Guest Post by Sara Lancaster

hands-keyboardYou’re a web developer, not a website content writer. Sure, you could probably hammer out a few lines of text or pages of content if you had to, but you don’t want to. It’s not your expertise.

You get that, but getting your clients to understand that is a whole other story. As a web designer and/or web developer you have a few ways to overcome this obstacle.

  1. Suck it up and write the content yourself.
  2. Ask the client to write the content.
  3. Create a website content development plan with your client at the get-go and outsource the writing to a content writer you trust.

We’ve already touched on number one. Content writing is not your expertise and probably not a good use of your time.

As for number two, this can sometimes work out great, but the majority of the time it won’t. You could wait for your client to produce the copy for a very long time and when you get it, it might not be on par. Website content writing is marketing and too many businesses don’t get online marketing language.

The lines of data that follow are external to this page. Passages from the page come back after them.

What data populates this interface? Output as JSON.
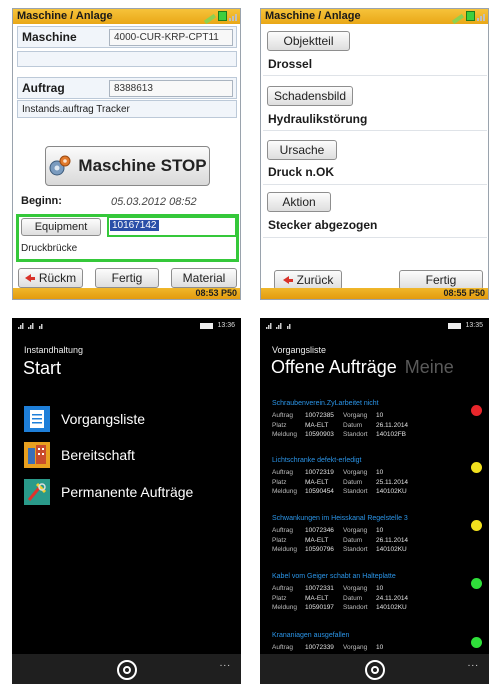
{
  "panel1": {
    "title": "Maschine / Anlage",
    "maschine_label": "Maschine",
    "maschine_value": "4000-CUR-KRP-CPT11",
    "auftrag_label": "Auftrag",
    "auftrag_value": "8388613",
    "auftrag_desc": "Instands.auftrag Tracker",
    "stop_button": "Maschine STOP",
    "beginn_label": "Beginn:",
    "beginn_value": "05.03.2012 08:52",
    "equipment_button": "Equipment",
    "equipment_value": "10167142",
    "equipment_desc": "Druckbrücke",
    "btn_rueckm": "Rückm",
    "btn_fertig": "Fertig",
    "btn_material": "Material",
    "status": "08:53 P50"
  },
  "panel2": {
    "title": "Maschine / Anlage",
    "btn_objektteil": "Objektteil",
    "val_objektteil": "Drossel",
    "btn_schadensbild": "Schadensbild",
    "val_schadensbild": "Hydraulikstörung",
    "btn_ursache": "Ursache",
    "val_ursache": "Druck n.OK",
    "btn_aktion": "Aktion",
    "val_aktion": "Stecker abgezogen",
    "btn_zurueck": "Zurück",
    "btn_fertig": "Fertig",
    "status": "08:55 P50"
  },
  "panel3": {
    "time": "13:36",
    "subtitle": "Instandhaltung",
    "title": "Start",
    "items": [
      {
        "label": "Vorgangsliste",
        "icon": "list-icon"
      },
      {
        "label": "Bereitschaft",
        "icon": "building-icon"
      },
      {
        "label": "Permanente Aufträge",
        "icon": "tools-icon"
      }
    ],
    "menu_dots": "..."
  },
  "panel4": {
    "time": "13:35",
    "subtitle": "Vorgangsliste",
    "title": "Offene Aufträge",
    "ghost_title": "Meine",
    "menu_dots": "...",
    "labels": {
      "auftrag": "Auftrag",
      "vorgang": "Vorgang",
      "platz": "Platz",
      "datum": "Datum",
      "meldung": "Meldung",
      "standort": "Standort"
    },
    "tasks": [
      {
        "title": "Schraubenverein.ZyLarbeitet nicht",
        "auftrag": "10072385",
        "vorgang": "10",
        "platz": "MA-ELT",
        "datum": "26.11.2014",
        "meldung": "10590903",
        "standort": "140102FB",
        "status_color": "#e8262b"
      },
      {
        "title": "Lichtschranke defekt-erledigt",
        "auftrag": "10072319",
        "vorgang": "10",
        "platz": "MA-ELT",
        "datum": "25.11.2014",
        "meldung": "10590454",
        "standort": "140102KU",
        "status_color": "#f1e01e"
      },
      {
        "title": "Schwankungen im Heisskanal Regelstelle 3",
        "auftrag": "10072346",
        "vorgang": "10",
        "platz": "MA-ELT",
        "datum": "26.11.2014",
        "meldung": "10590796",
        "standort": "140102KU",
        "status_color": "#f1e01e"
      },
      {
        "title": "Kabel vom Geiger schabt an Halteplatte",
        "auftrag": "10072331",
        "vorgang": "10",
        "platz": "MA-ELT",
        "datum": "24.11.2014",
        "meldung": "10590197",
        "standort": "140102KU",
        "status_color": "#2fe03a"
      },
      {
        "title": "Krananiagen ausgefallen",
        "auftrag": "10072339",
        "vorgang": "10",
        "status_color": "#2fe03a"
      }
    ]
  }
}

I think you know where I’m going here. Number three really is the best option. By developing a content development plan you get to weigh in on what pages of content the client needs and what the goal for each page should be. Top all that with the fact that the website content writing will be produced on time and at a higher quality.

Putting the Content Development Plan into Action

Making a website content development plan is simple. But before you start planning, you must first find a few website content writers that fit your work ethic and style. Once you’ve got a partner you can outsource writing to, take the following steps with your client.

  1. Create a content questionnaire. The questionnaire should address many different areas, but these items are essential:
    • Description of ideal lead
    • Unique selling proposition (What makes their business better than the rest?)
    • Ultimate goal of website (increased website traffic, more phone calls, etc.)
  2. Find examples of website content (outside and inside same industry) with a tone and style the client likes. This helps to set expectations for the copy.
  3. Create a detailed sitemap that outlines the goal of each page. Keywords should be assigned to each page and an internal linking strategy should be incorporated.
  4. Start writing!
  5. Keep writing! Remember, search engines and engaged users NEED new and Tweet-worthy content. Encourage your client to expand on the content development plan by adding new content regularly. This could come in the form of a blog, media center, additional web pages, videos, etc.

It goes without saying that a content development plan can get much more complicated than what I’ve described here. You’ll have to follow your instinct and modify your process to keep your client engaged. Too many details and too many content plans could overwhelm and disarm the company you’re trying to help through content.

###

Sara Lancaster is a marketing consultant and the chief communicator at No. 2 Pen, a Denver-based marketing agency that offers extensive web copy writing services.